# TASK TO CARRY OUT
What you return must match the records exactly, except that the pictures are gone.

# DATA FOR REVIEW

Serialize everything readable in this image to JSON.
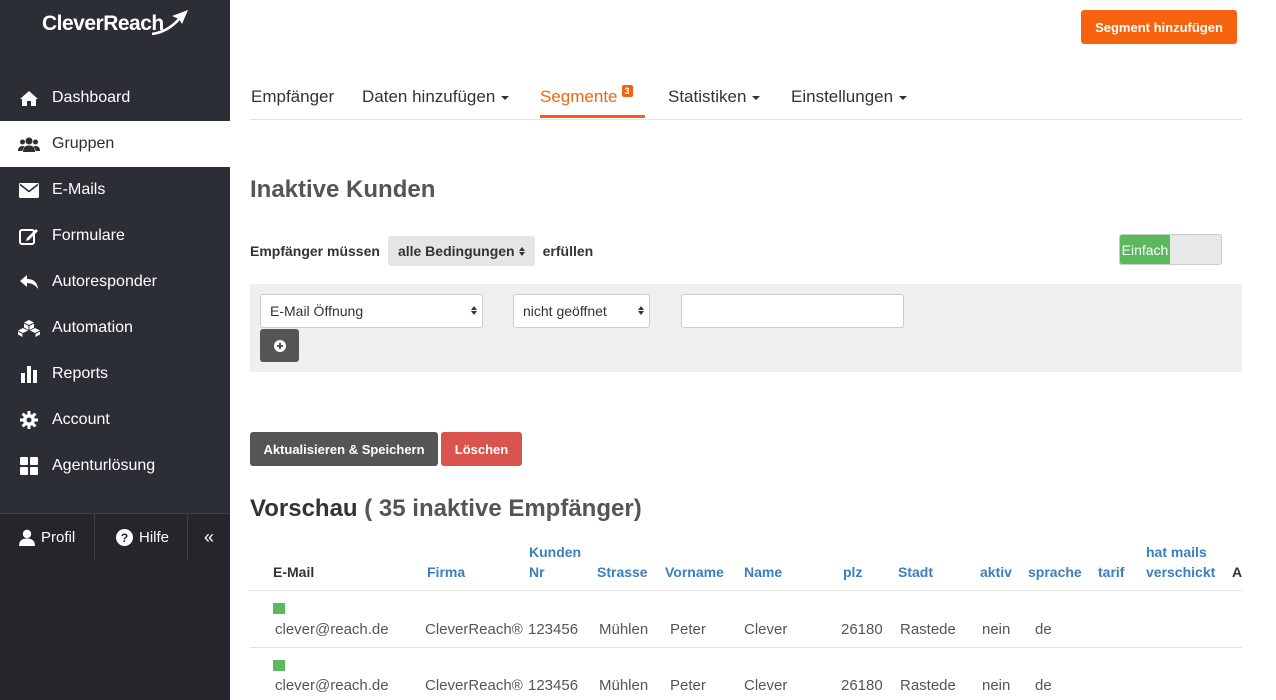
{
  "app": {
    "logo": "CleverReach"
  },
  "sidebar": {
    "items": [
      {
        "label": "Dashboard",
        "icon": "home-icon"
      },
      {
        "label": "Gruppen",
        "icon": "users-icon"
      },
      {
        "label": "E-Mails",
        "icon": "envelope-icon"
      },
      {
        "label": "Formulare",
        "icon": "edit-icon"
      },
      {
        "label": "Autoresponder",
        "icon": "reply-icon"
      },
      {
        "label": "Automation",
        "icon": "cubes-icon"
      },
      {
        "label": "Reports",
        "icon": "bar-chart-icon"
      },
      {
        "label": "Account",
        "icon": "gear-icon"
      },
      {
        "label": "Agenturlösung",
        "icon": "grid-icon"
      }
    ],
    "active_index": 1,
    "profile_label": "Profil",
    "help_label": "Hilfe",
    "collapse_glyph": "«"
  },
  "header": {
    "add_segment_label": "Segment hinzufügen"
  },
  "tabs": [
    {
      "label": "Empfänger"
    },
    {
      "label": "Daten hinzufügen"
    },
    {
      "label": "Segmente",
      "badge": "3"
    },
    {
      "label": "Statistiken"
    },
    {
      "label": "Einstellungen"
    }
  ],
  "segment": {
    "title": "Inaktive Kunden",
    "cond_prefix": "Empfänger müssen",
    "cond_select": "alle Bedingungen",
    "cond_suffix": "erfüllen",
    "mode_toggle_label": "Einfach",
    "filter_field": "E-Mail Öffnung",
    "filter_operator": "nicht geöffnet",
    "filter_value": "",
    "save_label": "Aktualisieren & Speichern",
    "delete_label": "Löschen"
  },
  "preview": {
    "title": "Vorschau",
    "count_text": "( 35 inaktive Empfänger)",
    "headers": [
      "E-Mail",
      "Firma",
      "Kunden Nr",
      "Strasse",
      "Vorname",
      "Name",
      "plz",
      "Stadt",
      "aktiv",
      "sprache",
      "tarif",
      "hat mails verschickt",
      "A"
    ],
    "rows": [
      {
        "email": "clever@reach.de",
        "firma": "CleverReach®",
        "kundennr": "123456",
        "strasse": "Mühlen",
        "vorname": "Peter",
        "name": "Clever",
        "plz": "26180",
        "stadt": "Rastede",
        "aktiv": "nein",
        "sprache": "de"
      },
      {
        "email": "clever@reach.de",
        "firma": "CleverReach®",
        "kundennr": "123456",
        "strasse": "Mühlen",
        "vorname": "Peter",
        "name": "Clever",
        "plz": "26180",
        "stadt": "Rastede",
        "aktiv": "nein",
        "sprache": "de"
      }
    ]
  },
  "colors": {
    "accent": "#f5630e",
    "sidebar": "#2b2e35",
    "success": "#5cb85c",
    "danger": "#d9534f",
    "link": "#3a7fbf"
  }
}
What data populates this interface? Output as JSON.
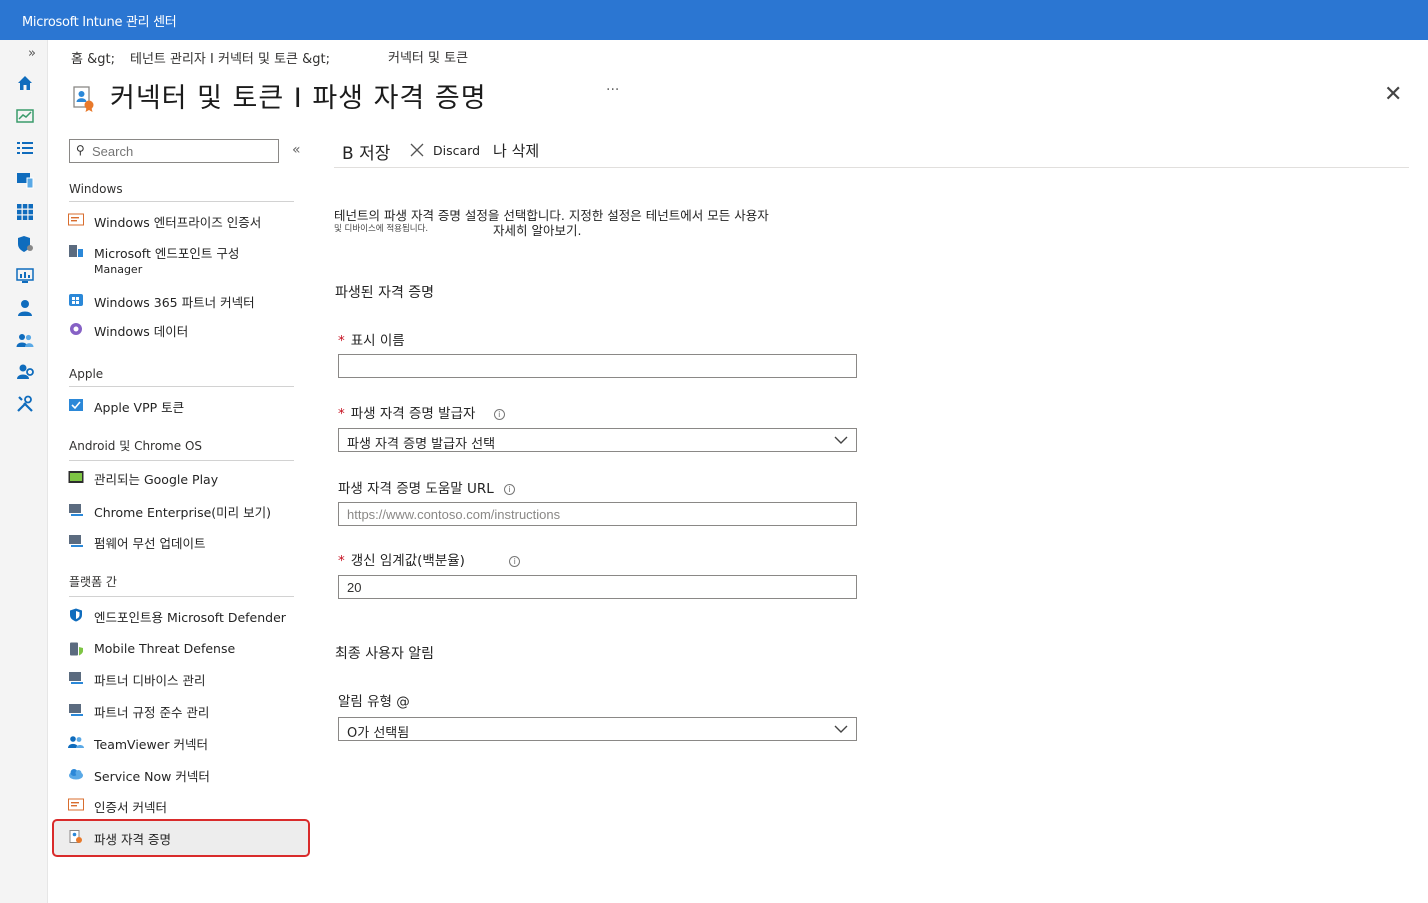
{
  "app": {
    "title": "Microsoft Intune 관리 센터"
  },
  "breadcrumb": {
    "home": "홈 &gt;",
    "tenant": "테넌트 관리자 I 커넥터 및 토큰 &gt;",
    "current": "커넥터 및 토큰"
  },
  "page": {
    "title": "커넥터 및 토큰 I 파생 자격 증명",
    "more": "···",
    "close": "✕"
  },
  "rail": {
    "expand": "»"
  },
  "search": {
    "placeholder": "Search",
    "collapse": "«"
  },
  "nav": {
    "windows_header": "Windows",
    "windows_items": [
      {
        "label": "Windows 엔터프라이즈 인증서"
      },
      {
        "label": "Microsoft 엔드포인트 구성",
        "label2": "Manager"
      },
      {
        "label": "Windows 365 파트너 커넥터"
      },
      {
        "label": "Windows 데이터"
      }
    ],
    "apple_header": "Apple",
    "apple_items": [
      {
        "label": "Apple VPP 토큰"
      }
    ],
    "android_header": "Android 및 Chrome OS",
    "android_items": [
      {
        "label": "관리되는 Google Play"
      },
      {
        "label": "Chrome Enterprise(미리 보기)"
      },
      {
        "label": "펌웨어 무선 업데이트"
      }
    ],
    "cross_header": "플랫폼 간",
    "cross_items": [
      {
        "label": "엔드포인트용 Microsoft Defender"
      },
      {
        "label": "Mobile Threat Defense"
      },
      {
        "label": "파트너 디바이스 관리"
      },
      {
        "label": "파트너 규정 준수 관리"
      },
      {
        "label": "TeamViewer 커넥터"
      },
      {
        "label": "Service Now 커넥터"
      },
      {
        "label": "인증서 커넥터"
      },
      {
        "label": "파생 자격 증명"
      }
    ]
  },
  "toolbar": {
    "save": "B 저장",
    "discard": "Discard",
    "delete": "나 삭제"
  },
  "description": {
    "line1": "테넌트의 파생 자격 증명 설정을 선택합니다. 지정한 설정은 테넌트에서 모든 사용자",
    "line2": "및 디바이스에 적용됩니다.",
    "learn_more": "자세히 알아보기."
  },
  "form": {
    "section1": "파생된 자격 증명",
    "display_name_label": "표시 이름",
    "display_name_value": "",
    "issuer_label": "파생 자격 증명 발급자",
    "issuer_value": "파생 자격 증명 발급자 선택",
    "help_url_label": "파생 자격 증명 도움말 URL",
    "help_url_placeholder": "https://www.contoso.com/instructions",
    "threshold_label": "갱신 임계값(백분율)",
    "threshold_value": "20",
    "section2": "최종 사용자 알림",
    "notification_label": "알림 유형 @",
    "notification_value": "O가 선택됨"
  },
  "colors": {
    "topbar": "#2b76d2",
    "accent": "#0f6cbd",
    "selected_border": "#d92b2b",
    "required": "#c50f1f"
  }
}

# SOLUTION
Serialize everything readable in this image to JSON.
{
  "app": {
    "logo": "CleverReach"
  },
  "sidebar": {
    "items": [
      {
        "label": "Dashboard",
        "icon": "home-icon"
      },
      {
        "label": "Gruppen",
        "icon": "users-icon"
      },
      {
        "label": "E-Mails",
        "icon": "envelope-icon"
      },
      {
        "label": "Formulare",
        "icon": "edit-icon"
      },
      {
        "label": "Autoresponder",
        "icon": "reply-icon"
      },
      {
        "label": "Automation",
        "icon": "cubes-icon"
      },
      {
        "label": "Reports",
        "icon": "bar-chart-icon"
      },
      {
        "label": "Account",
        "icon": "gear-icon"
      },
      {
        "label": "Agenturlösung",
        "icon": "grid-icon"
      }
    ],
    "active_index": 1,
    "profile_label": "Profil",
    "help_label": "Hilfe",
    "collapse_glyph": "«"
  },
  "header": {
    "add_segment_label": "Segment hinzufügen"
  },
  "tabs": [
    {
      "label": "Empfänger"
    },
    {
      "label": "Daten hinzufügen"
    },
    {
      "label": "Segmente",
      "badge": "3"
    },
    {
      "label": "Statistiken"
    },
    {
      "label": "Einstellungen"
    }
  ],
  "segment": {
    "title": "Inaktive Kunden",
    "cond_prefix": "Empfänger müssen",
    "cond_select": "alle Bedingungen",
    "cond_suffix": "erfüllen",
    "mode_toggle_label": "Einfach",
    "filter_field": "E-Mail Öffnung",
    "filter_operator": "nicht geöffnet",
    "filter_value": "",
    "save_label": "Aktualisieren & Speichern",
    "delete_label": "Löschen"
  },
  "preview": {
    "title": "Vorschau",
    "count_text": "( 35 inaktive Empfänger)",
    "headers": [
      "E-Mail",
      "Firma",
      "Kunden Nr",
      "Strasse",
      "Vorname",
      "Name",
      "plz",
      "Stadt",
      "aktiv",
      "sprache",
      "tarif",
      "hat mails verschickt",
      "A"
    ],
    "rows": [
      {
        "email": "clever@reach.de",
        "firma": "CleverReach®",
        "kundennr": "123456",
        "strasse": "Mühlen",
        "vorname": "Peter",
        "name": "Clever",
        "plz": "26180",
        "stadt": "Rastede",
        "aktiv": "nein",
        "sprache": "de"
      },
      {
        "email": "clever@reach.de",
        "firma": "CleverReach®",
        "kundennr": "123456",
        "strasse": "Mühlen",
        "vorname": "Peter",
        "name": "Clever",
        "plz": "26180",
        "stadt": "Rastede",
        "aktiv": "nein",
        "sprache": "de"
      }
    ]
  },
  "colors": {
    "accent": "#f5630e",
    "sidebar": "#2b2e35",
    "success": "#5cb85c",
    "danger": "#d9534f",
    "link": "#3a7fbf"
  }
}
What data populates this interface? Output as JSON.
{
  "app": {
    "title": "Microsoft Intune 관리 센터"
  },
  "breadcrumb": {
    "home": "홈 &gt;",
    "tenant": "테넌트 관리자 I 커넥터 및 토큰 &gt;",
    "current": "커넥터 및 토큰"
  },
  "page": {
    "title": "커넥터 및 토큰 I 파생 자격 증명",
    "more": "···",
    "close": "✕"
  },
  "rail": {
    "expand": "»"
  },
  "search": {
    "placeholder": "Search",
    "collapse": "«"
  },
  "nav": {
    "windows_header": "Windows",
    "windows_items": [
      {
        "label": "Windows 엔터프라이즈 인증서"
      },
      {
        "label": "Microsoft 엔드포인트 구성",
        "label2": "Manager"
      },
      {
        "label": "Windows 365 파트너 커넥터"
      },
      {
        "label": "Windows 데이터"
      }
    ],
    "apple_header": "Apple",
    "apple_items": [
      {
        "label": "Apple VPP 토큰"
      }
    ],
    "android_header": "Android 및 Chrome OS",
    "android_items": [
      {
        "label": "관리되는 Google Play"
      },
      {
        "label": "Chrome Enterprise(미리 보기)"
      },
      {
        "label": "펌웨어 무선 업데이트"
      }
    ],
    "cross_header": "플랫폼 간",
    "cross_items": [
      {
        "label": "엔드포인트용 Microsoft Defender"
      },
      {
        "label": "Mobile Threat Defense"
      },
      {
        "label": "파트너 디바이스 관리"
      },
      {
        "label": "파트너 규정 준수 관리"
      },
      {
        "label": "TeamViewer 커넥터"
      },
      {
        "label": "Service Now 커넥터"
      },
      {
        "label": "인증서 커넥터"
      },
      {
        "label": "파생 자격 증명"
      }
    ]
  },
  "toolbar": {
    "save": "B 저장",
    "discard": "Discard",
    "delete": "나 삭제"
  },
  "description": {
    "line1": "테넌트의 파생 자격 증명 설정을 선택합니다. 지정한 설정은 테넌트에서 모든 사용자",
    "line2": "및 디바이스에 적용됩니다.",
    "learn_more": "자세히 알아보기."
  },
  "form": {
    "section1": "파생된 자격 증명",
    "display_name_label": "표시 이름",
    "display_name_value": "",
    "issuer_label": "파생 자격 증명 발급자",
    "issuer_value": "파생 자격 증명 발급자 선택",
    "help_url_label": "파생 자격 증명 도움말 URL",
    "help_url_placeholder": "https://www.contoso.com/instructions",
    "threshold_label": "갱신 임계값(백분율)",
    "threshold_value": "20",
    "section2": "최종 사용자 알림",
    "notification_label": "알림 유형 @",
    "notification_value": "O가 선택됨"
  },
  "colors": {
    "topbar": "#2b76d2",
    "accent": "#0f6cbd",
    "selected_border": "#d92b2b",
    "required": "#c50f1f"
  }
}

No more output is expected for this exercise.